Walking is an enthralling and therapeutic activity for both humans and dogs. It’s undoubtedly the most harmonious time of the day when dogs and their owners get to strengthen their emotional bond while exploring nature.

However, not all walks end up being positive, when owners and their dogs are denied entry into public spaces such as parks, things take a very depressing turn. People are forced to fight for something as innocuous as the right to walk their furry pets.

The question is are people allowed to walk their dogs in parks in India? Absolutely yes.

According to Animal Welfare Board of India (AWBI) norms, pet owners can certainly exercise their right to walk their dog in public parks, albeit they need to take into consideration the following directives:

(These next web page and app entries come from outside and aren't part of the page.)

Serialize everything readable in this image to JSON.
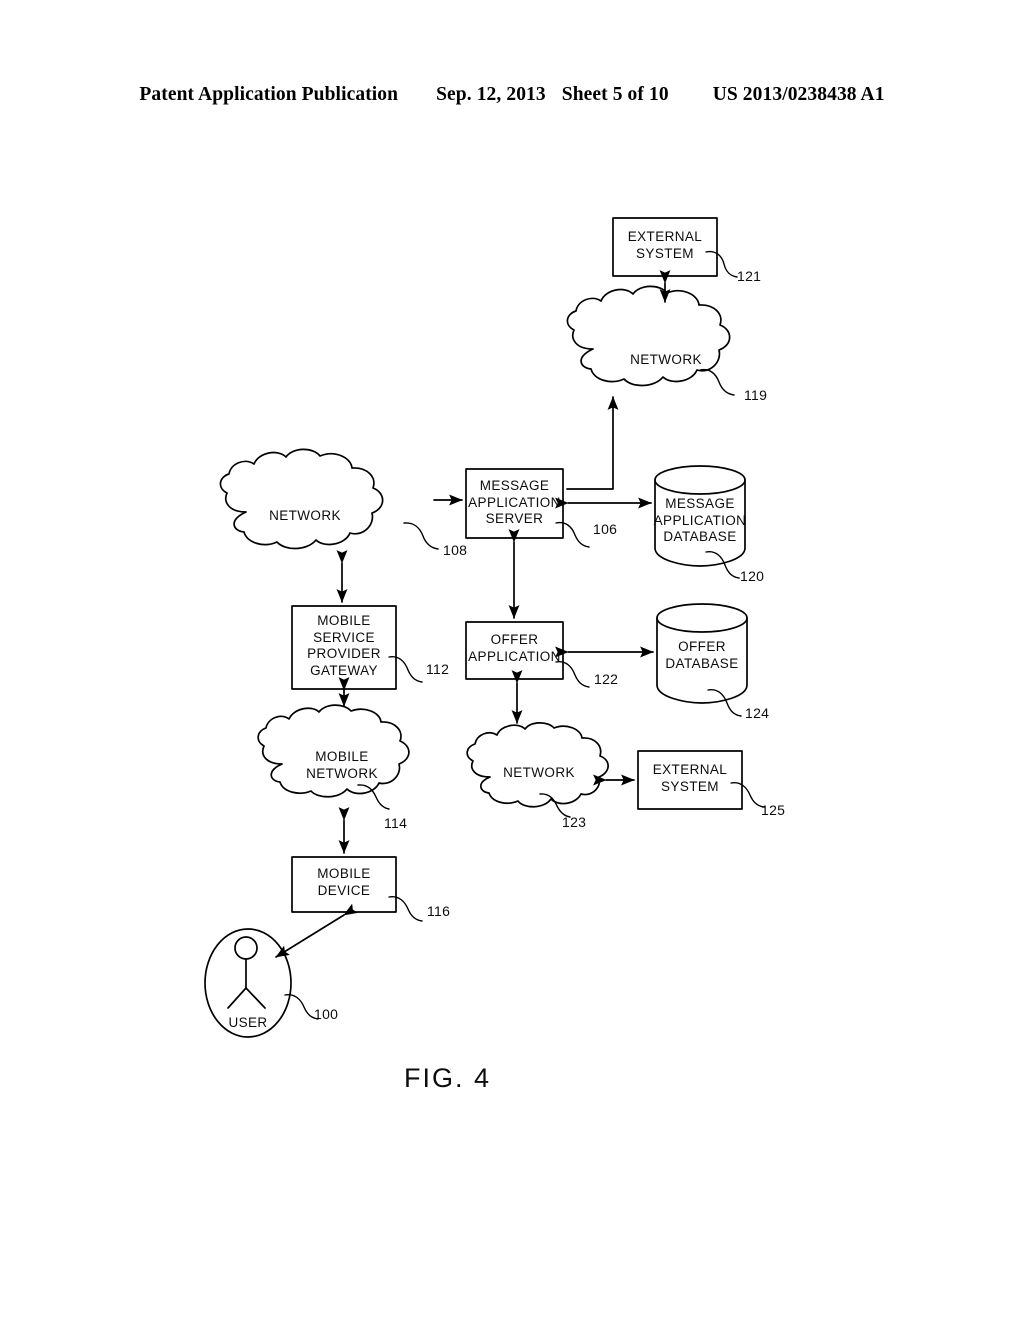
{
  "header": {
    "publication": "Patent Application Publication",
    "date": "Sep. 12, 2013",
    "sheet": "Sheet 5 of 10",
    "patent_number": "US 2013/0238438 A1"
  },
  "figure": {
    "caption": "FIG. 4",
    "line_color": "#000000",
    "background": "#ffffff"
  },
  "nodes": {
    "external_system_top": {
      "label": "EXTERNAL\nSYSTEM",
      "ref": "121",
      "shape": "rectangle"
    },
    "network_119": {
      "label": "NETWORK",
      "ref": "119",
      "shape": "cloud"
    },
    "network_108": {
      "label": "NETWORK",
      "ref": "108",
      "shape": "cloud"
    },
    "message_application_server": {
      "label": "MESSAGE\nAPPLICATION\nSERVER",
      "ref": "106",
      "shape": "rectangle"
    },
    "message_application_database": {
      "label": "MESSAGE\nAPPLICATION\nDATABASE",
      "ref": "120",
      "shape": "cylinder"
    },
    "mobile_service_provider_gateway": {
      "label": "MOBILE\nSERVICE\nPROVIDER\nGATEWAY",
      "ref": "112",
      "shape": "rectangle"
    },
    "offer_application": {
      "label": "OFFER\nAPPLICATION",
      "ref": "122",
      "shape": "rectangle"
    },
    "offer_database": {
      "label": "OFFER\nDATABASE",
      "ref": "124",
      "shape": "cylinder"
    },
    "mobile_network": {
      "label": "MOBILE\nNETWORK",
      "ref": "114",
      "shape": "cloud"
    },
    "network_123": {
      "label": "NETWORK",
      "ref": "123",
      "shape": "cloud"
    },
    "external_system_bottom": {
      "label": "EXTERNAL\nSYSTEM",
      "ref": "125",
      "shape": "rectangle"
    },
    "mobile_device": {
      "label": "MOBILE\nDEVICE",
      "ref": "116",
      "shape": "rectangle"
    },
    "user": {
      "label": "USER",
      "ref": "100",
      "shape": "ellipse-actor"
    }
  },
  "connections": [
    {
      "from": "external_system_top",
      "to": "network_119",
      "type": "bidirectional"
    },
    {
      "from": "message_application_server",
      "to": "network_119",
      "type": "directed"
    },
    {
      "from": "network_108",
      "to": "message_application_server",
      "type": "directed"
    },
    {
      "from": "message_application_server",
      "to": "message_application_database",
      "type": "bidirectional"
    },
    {
      "from": "network_108",
      "to": "mobile_service_provider_gateway",
      "type": "bidirectional"
    },
    {
      "from": "message_application_server",
      "to": "offer_application",
      "type": "bidirectional"
    },
    {
      "from": "offer_application",
      "to": "offer_database",
      "type": "bidirectional"
    },
    {
      "from": "mobile_service_provider_gateway",
      "to": "mobile_network",
      "type": "bidirectional"
    },
    {
      "from": "offer_application",
      "to": "network_123",
      "type": "bidirectional"
    },
    {
      "from": "network_123",
      "to": "external_system_bottom",
      "type": "bidirectional"
    },
    {
      "from": "mobile_network",
      "to": "mobile_device",
      "type": "bidirectional"
    },
    {
      "from": "mobile_device",
      "to": "user",
      "type": "bidirectional"
    }
  ]
}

  • An adult should walk the dogs: An adult, who is familiar with the dog’s temperament, routine and tendencies, should be the one walking the dog. This is to ensure the safety of all involved.
  • Walkers must scoop the poop – Dog walkers must carry poop bags and pick up their dog’s feces and bin it; or dispose of the refuse in a lone corner and cover it with dry leaves to aid decomposition.
  • Dogs should be kept on a leash – Walkers must always keep the dogs on a leash, which is no longer than 6 feet. Walkers should also endeavour to keep dogs close to their person so that they can exert greater control during walks. This is to avert accidents and untoward incidents of other sorts.
  • Watch out for the ‘no dogs allowed’ signs – Parks are not allowed to put up animal prohibition signs at entrances. They are, however, authorised to allow dogs inside only at specific times. So, be sure to get acquainted with their rules and act in accordance.

To reiterate, the AWBI guidelines are very clear with respect to owners’ rights to walk their pets in parks. What is more, denying dogs necessary exercise is deemed illegal. However, the lay public and resident welfare associations are not aware of these rules, they might try to stop you from walking your dog.

The best solution for this situation would be to always carry a copy of the AWBI circular (in print or on your phone). It will come in handy while you explain to them that you are well within your rights to walk your dog; aggrieved park owners and housing societies can write to AWBI to contest their mandate.

If the harassment continues, pet parents can file a police complaint and submit the AWBI circular along with it.

Here’s a copy of the AWBI circular:

We hope your walks with your dogs always remain happy and invigorating but if any negative scenarios do arise, it’s good to know your rights and that the law is on your side.